- _Task statement_
Please reproduce the entries below exactly, omitting any images they contain.

- _Input data_
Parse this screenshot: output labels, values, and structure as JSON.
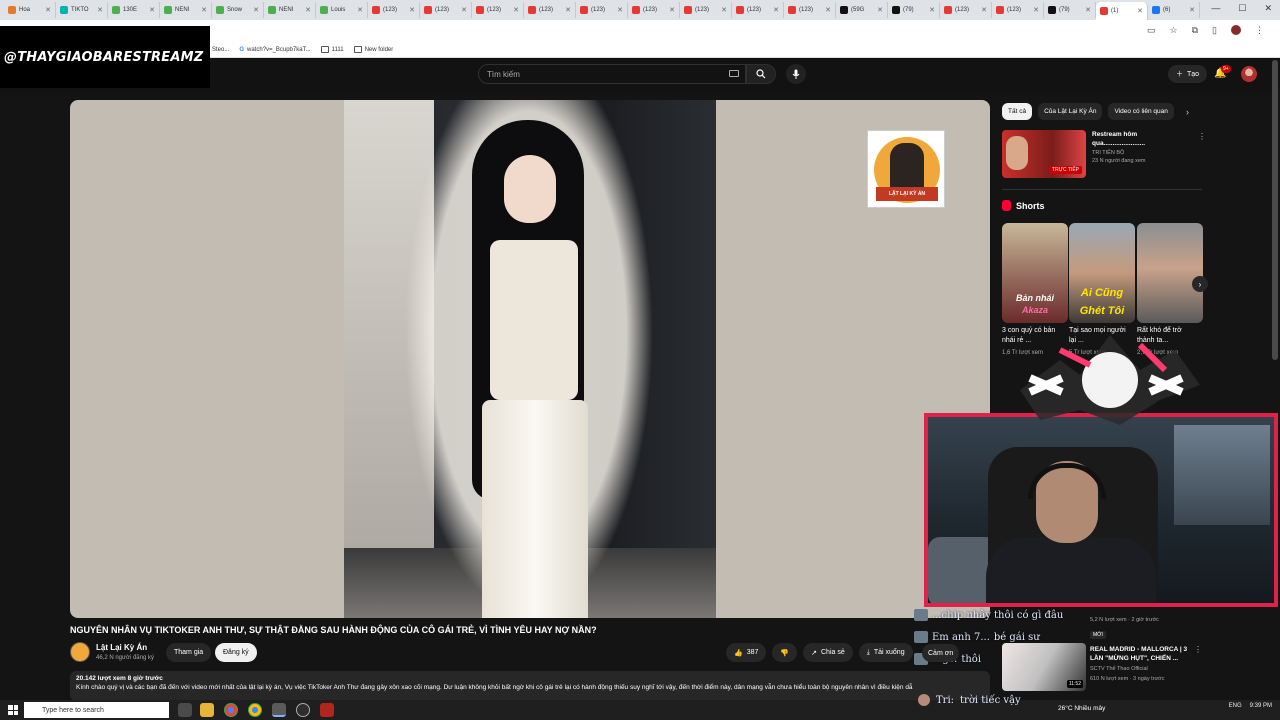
{
  "browser": {
    "tabs": [
      {
        "label": "Hoa",
        "color": "#e37b2b"
      },
      {
        "label": "TIKTO",
        "color": "#00b3b3"
      },
      {
        "label": "130E",
        "color": "#4caf50"
      },
      {
        "label": "NENI",
        "color": "#4caf50"
      },
      {
        "label": "Snow",
        "color": "#4caf50"
      },
      {
        "label": "NENI",
        "color": "#4caf50"
      },
      {
        "label": "Louis",
        "color": "#4caf50"
      },
      {
        "label": "(123)",
        "color": "#e53935"
      },
      {
        "label": "(123)",
        "color": "#e53935"
      },
      {
        "label": "(123)",
        "color": "#e53935"
      },
      {
        "label": "(123)",
        "color": "#e53935"
      },
      {
        "label": "(123)",
        "color": "#e53935"
      },
      {
        "label": "(123)",
        "color": "#e53935"
      },
      {
        "label": "(123)",
        "color": "#e53935"
      },
      {
        "label": "(123)",
        "color": "#e53935"
      },
      {
        "label": "(123)",
        "color": "#e53935"
      },
      {
        "label": "(59G",
        "color": "#111111"
      },
      {
        "label": "(79)",
        "color": "#111111"
      },
      {
        "label": "(123)",
        "color": "#e53935"
      },
      {
        "label": "(123)",
        "color": "#e53935"
      },
      {
        "label": "(79)",
        "color": "#111111"
      },
      {
        "label": "(1)",
        "color": "#e53935",
        "active": true
      },
      {
        "label": "(6)",
        "color": "#1877f2"
      }
    ],
    "bookmarks": [
      "Steo...",
      "watch?v=_Bcupb7kaT...",
      "1111",
      "New folder"
    ]
  },
  "watermark": "@THAYGIAOBARESTREAMZ",
  "header": {
    "search_placeholder": "Tìm kiếm",
    "create_label": "Tạo",
    "notif_count": "9+"
  },
  "player": {
    "logo_banner": "LẬT LẠI KỲ ÁN"
  },
  "video": {
    "title": "NGUYÊN NHÂN VỤ TIKTOKER ANH THƯ, SỰ THẬT ĐẰNG SAU HÀNH ĐỘNG CỦA CÔ GÁI TRẺ, VÌ TÌNH YÊU HAY NỢ NẦN?",
    "channel": "Lật Lại Kỳ Án",
    "subscribers": "46,2 N người đăng ký",
    "join_label": "Tham gia",
    "subscribe_label": "Đăng ký",
    "likes": "387",
    "thanks_label": "Cảm ơn",
    "share_label": "Chia sẻ",
    "download_label": "Tải xuống",
    "views_time": "20.142 lượt xem  8 giờ trước",
    "description": "Kính chào quý vị và các bạn đã đến với video mới nhất của lật lại kỳ án, Vụ việc TikToker Anh Thư đang gây xôn xao cõi mạng. Dư luận không khỏi bất ngờ khi cô gái trẻ lại có hành động thiếu suy nghĩ tới vậy, đến thời điểm này, dân mạng vẫn chưa hiểu toàn bộ nguyên nhân vì điều kiện dẫ"
  },
  "sidebar": {
    "chips": [
      "Tất cả",
      "Của Lật Lại Kỳ Án",
      "Video có liên quan"
    ],
    "recommendation": {
      "title": "Restream hôm qua.......................",
      "channel": "TRI TIẾN BỘ",
      "meta": "23 N người đang xem",
      "thumb_text": "TRỰC TIẾP"
    },
    "shorts_label": "Shorts",
    "shorts": [
      {
        "caption": "Bản nhái",
        "caption2": "Akaza",
        "title": "3 con quỷ có bản nhái rẻ ...",
        "views": "1,6 Tr lượt xem"
      },
      {
        "caption": "Ai Cũng",
        "caption2": "Ghét Tôi",
        "title": "Tại sao mọi người lại ...",
        "views": "5 Tr lượt xem"
      },
      {
        "caption": "",
        "caption2": "",
        "title": "Rất khó để trở thành ta...",
        "views": "2,7 Tr lượt xem"
      }
    ],
    "bottom_rec": {
      "title": "REAL MADRID - MALLORCA | 3 LẦN \"MỪNG HỤT\", CHIẾN ...",
      "channel": "SCTV Thể Thao Official",
      "meta": "610 N lượt xem · 3 ngày trước",
      "duration": "11:52"
    },
    "top_rec2": {
      "title": "...",
      "meta": "5,2 N lượt xem · 2 giờ trước",
      "badge": "MỚI"
    }
  },
  "stream_chat": [
    {
      "user": "",
      "text": "...chip nhây thôi có gì đâu"
    },
    {
      "user": "Em anh 7...",
      "text": "bé gái sư"
    },
    {
      "user": "dtgs:",
      "text": "thôi"
    }
  ],
  "bottom_chat": {
    "user": "Tri:",
    "text": "trời tiếc vậy"
  },
  "taskbar": {
    "search_placeholder": "Type here to search",
    "weather": "26°C  Nhiều mây",
    "lang": "ENG",
    "time": "9:39 PM"
  },
  "colors": {
    "accent_red": "#ff0033",
    "cam_border": "#e0224b"
  }
}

- _Written solution_
Parse this screenshot: output labels, values, and structure as JSON.
{
  "browser": {
    "tabs": [
      {
        "label": "Hoa",
        "color": "#e37b2b"
      },
      {
        "label": "TIKTO",
        "color": "#00b3b3"
      },
      {
        "label": "130E",
        "color": "#4caf50"
      },
      {
        "label": "NENI",
        "color": "#4caf50"
      },
      {
        "label": "Snow",
        "color": "#4caf50"
      },
      {
        "label": "NENI",
        "color": "#4caf50"
      },
      {
        "label": "Louis",
        "color": "#4caf50"
      },
      {
        "label": "(123)",
        "color": "#e53935"
      },
      {
        "label": "(123)",
        "color": "#e53935"
      },
      {
        "label": "(123)",
        "color": "#e53935"
      },
      {
        "label": "(123)",
        "color": "#e53935"
      },
      {
        "label": "(123)",
        "color": "#e53935"
      },
      {
        "label": "(123)",
        "color": "#e53935"
      },
      {
        "label": "(123)",
        "color": "#e53935"
      },
      {
        "label": "(123)",
        "color": "#e53935"
      },
      {
        "label": "(123)",
        "color": "#e53935"
      },
      {
        "label": "(59G",
        "color": "#111111"
      },
      {
        "label": "(79)",
        "color": "#111111"
      },
      {
        "label": "(123)",
        "color": "#e53935"
      },
      {
        "label": "(123)",
        "color": "#e53935"
      },
      {
        "label": "(79)",
        "color": "#111111"
      },
      {
        "label": "(1)",
        "color": "#e53935",
        "active": true
      },
      {
        "label": "(6)",
        "color": "#1877f2"
      }
    ],
    "bookmarks": [
      "Steo...",
      "watch?v=_Bcupb7kaT...",
      "1111",
      "New folder"
    ]
  },
  "watermark": "@THAYGIAOBARESTREAMZ",
  "header": {
    "search_placeholder": "Tìm kiếm",
    "create_label": "Tạo",
    "notif_count": "9+"
  },
  "player": {
    "logo_banner": "LẬT LẠI KỲ ÁN"
  },
  "video": {
    "title": "NGUYÊN NHÂN VỤ TIKTOKER ANH THƯ, SỰ THẬT ĐẰNG SAU HÀNH ĐỘNG CỦA CÔ GÁI TRẺ, VÌ TÌNH YÊU HAY NỢ NẦN?",
    "channel": "Lật Lại Kỳ Án",
    "subscribers": "46,2 N người đăng ký",
    "join_label": "Tham gia",
    "subscribe_label": "Đăng ký",
    "likes": "387",
    "thanks_label": "Cảm ơn",
    "share_label": "Chia sẻ",
    "download_label": "Tải xuống",
    "views_time": "20.142 lượt xem  8 giờ trước",
    "description": "Kính chào quý vị và các bạn đã đến với video mới nhất của lật lại kỳ án, Vụ việc TikToker Anh Thư đang gây xôn xao cõi mạng. Dư luận không khỏi bất ngờ khi cô gái trẻ lại có hành động thiếu suy nghĩ tới vậy, đến thời điểm này, dân mạng vẫn chưa hiểu toàn bộ nguyên nhân vì điều kiện dẫ"
  },
  "sidebar": {
    "chips": [
      "Tất cả",
      "Của Lật Lại Kỳ Án",
      "Video có liên quan"
    ],
    "recommendation": {
      "title": "Restream hôm qua.......................",
      "channel": "TRI TIẾN BỘ",
      "meta": "23 N người đang xem",
      "thumb_text": "TRỰC TIẾP"
    },
    "shorts_label": "Shorts",
    "shorts": [
      {
        "caption": "Bản nhái",
        "caption2": "Akaza",
        "title": "3 con quỷ có bản nhái rẻ ...",
        "views": "1,6 Tr lượt xem"
      },
      {
        "caption": "Ai Cũng",
        "caption2": "Ghét Tôi",
        "title": "Tại sao mọi người lại ...",
        "views": "5 Tr lượt xem"
      },
      {
        "caption": "",
        "caption2": "",
        "title": "Rất khó để trở thành ta...",
        "views": "2,7 Tr lượt xem"
      }
    ],
    "bottom_rec": {
      "title": "REAL MADRID - MALLORCA | 3 LẦN \"MỪNG HỤT\", CHIẾN ...",
      "channel": "SCTV Thể Thao Official",
      "meta": "610 N lượt xem · 3 ngày trước",
      "duration": "11:52"
    },
    "top_rec2": {
      "title": "...",
      "meta": "5,2 N lượt xem · 2 giờ trước",
      "badge": "MỚI"
    }
  },
  "stream_chat": [
    {
      "user": "",
      "text": "...chip nhây thôi có gì đâu"
    },
    {
      "user": "Em anh 7...",
      "text": "bé gái sư"
    },
    {
      "user": "dtgs:",
      "text": "thôi"
    }
  ],
  "bottom_chat": {
    "user": "Tri:",
    "text": "trời tiếc vậy"
  },
  "taskbar": {
    "search_placeholder": "Type here to search",
    "weather": "26°C  Nhiều mây",
    "lang": "ENG",
    "time": "9:39 PM"
  },
  "colors": {
    "accent_red": "#ff0033",
    "cam_border": "#e0224b"
  }
}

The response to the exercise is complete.